◆ Work to be completed ◆
Each entry that follows is to be copied exactly, minus any pictures.

*** Input records ***

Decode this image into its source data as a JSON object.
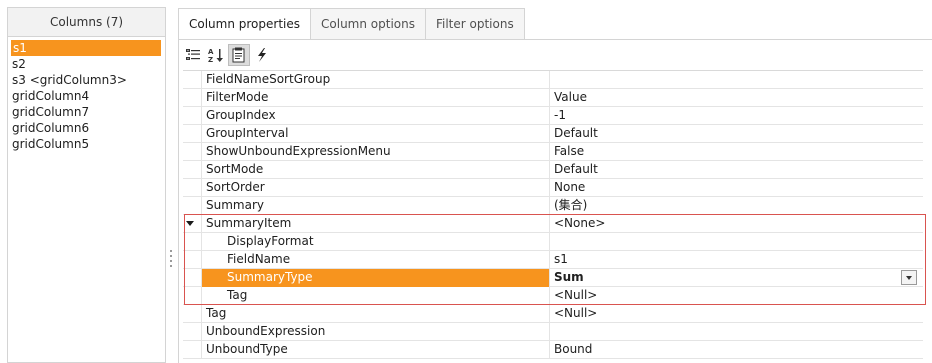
{
  "columns_panel": {
    "header": "Columns (7)",
    "items": [
      "s1",
      "s2",
      "s3 <gridColumn3>",
      "gridColumn4",
      "gridColumn7",
      "gridColumn6",
      "gridColumn5"
    ],
    "selected_index": 0
  },
  "tabs": [
    {
      "label": "Column properties",
      "active": true
    },
    {
      "label": "Column options",
      "active": false
    },
    {
      "label": "Filter options",
      "active": false
    }
  ],
  "toolbar": {
    "buttons": [
      {
        "icon": "categorized-icon",
        "pressed": false
      },
      {
        "icon": "sort-alphabetical-icon",
        "pressed": false
      },
      {
        "icon": "property-pages-icon",
        "pressed": true
      },
      {
        "icon": "events-lightning-icon",
        "pressed": false
      }
    ]
  },
  "properties": [
    {
      "name": "FieldNameSortGroup",
      "value": ""
    },
    {
      "name": "FilterMode",
      "value": "Value"
    },
    {
      "name": "GroupIndex",
      "value": "-1"
    },
    {
      "name": "GroupInterval",
      "value": "Default"
    },
    {
      "name": "ShowUnboundExpressionMenu",
      "value": "False"
    },
    {
      "name": "SortMode",
      "value": "Default"
    },
    {
      "name": "SortOrder",
      "value": "None"
    },
    {
      "name": "Summary",
      "value": "(集合)"
    },
    {
      "name": "SummaryItem",
      "value": "<None>",
      "expanded": true
    },
    {
      "name": "DisplayFormat",
      "value": "",
      "child": true
    },
    {
      "name": "FieldName",
      "value": "s1",
      "child": true
    },
    {
      "name": "SummaryType",
      "value": "Sum",
      "child": true,
      "selected": true,
      "dropdown": true
    },
    {
      "name": "Tag",
      "value": "<Null>",
      "child": true
    },
    {
      "name": "Tag",
      "value": "<Null>"
    },
    {
      "name": "UnboundExpression",
      "value": ""
    },
    {
      "name": "UnboundType",
      "value": "Bound"
    }
  ],
  "colors": {
    "selection": "#f7941e",
    "highlight_border": "#d9534f"
  }
}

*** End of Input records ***

◆ Your solution ◆
Decode this image into its source data as a JSON object.
{
  "columns_panel": {
    "header": "Columns (7)",
    "items": [
      "s1",
      "s2",
      "s3 <gridColumn3>",
      "gridColumn4",
      "gridColumn7",
      "gridColumn6",
      "gridColumn5"
    ],
    "selected_index": 0
  },
  "tabs": [
    {
      "label": "Column properties",
      "active": true
    },
    {
      "label": "Column options",
      "active": false
    },
    {
      "label": "Filter options",
      "active": false
    }
  ],
  "toolbar": {
    "buttons": [
      {
        "icon": "categorized-icon",
        "pressed": false
      },
      {
        "icon": "sort-alphabetical-icon",
        "pressed": false
      },
      {
        "icon": "property-pages-icon",
        "pressed": true
      },
      {
        "icon": "events-lightning-icon",
        "pressed": false
      }
    ]
  },
  "properties": [
    {
      "name": "FieldNameSortGroup",
      "value": ""
    },
    {
      "name": "FilterMode",
      "value": "Value"
    },
    {
      "name": "GroupIndex",
      "value": "-1"
    },
    {
      "name": "GroupInterval",
      "value": "Default"
    },
    {
      "name": "ShowUnboundExpressionMenu",
      "value": "False"
    },
    {
      "name": "SortMode",
      "value": "Default"
    },
    {
      "name": "SortOrder",
      "value": "None"
    },
    {
      "name": "Summary",
      "value": "(集合)"
    },
    {
      "name": "SummaryItem",
      "value": "<None>",
      "expanded": true
    },
    {
      "name": "DisplayFormat",
      "value": "",
      "child": true
    },
    {
      "name": "FieldName",
      "value": "s1",
      "child": true
    },
    {
      "name": "SummaryType",
      "value": "Sum",
      "child": true,
      "selected": true,
      "dropdown": true
    },
    {
      "name": "Tag",
      "value": "<Null>",
      "child": true
    },
    {
      "name": "Tag",
      "value": "<Null>"
    },
    {
      "name": "UnboundExpression",
      "value": ""
    },
    {
      "name": "UnboundType",
      "value": "Bound"
    }
  ],
  "colors": {
    "selection": "#f7941e",
    "highlight_border": "#d9534f"
  }
}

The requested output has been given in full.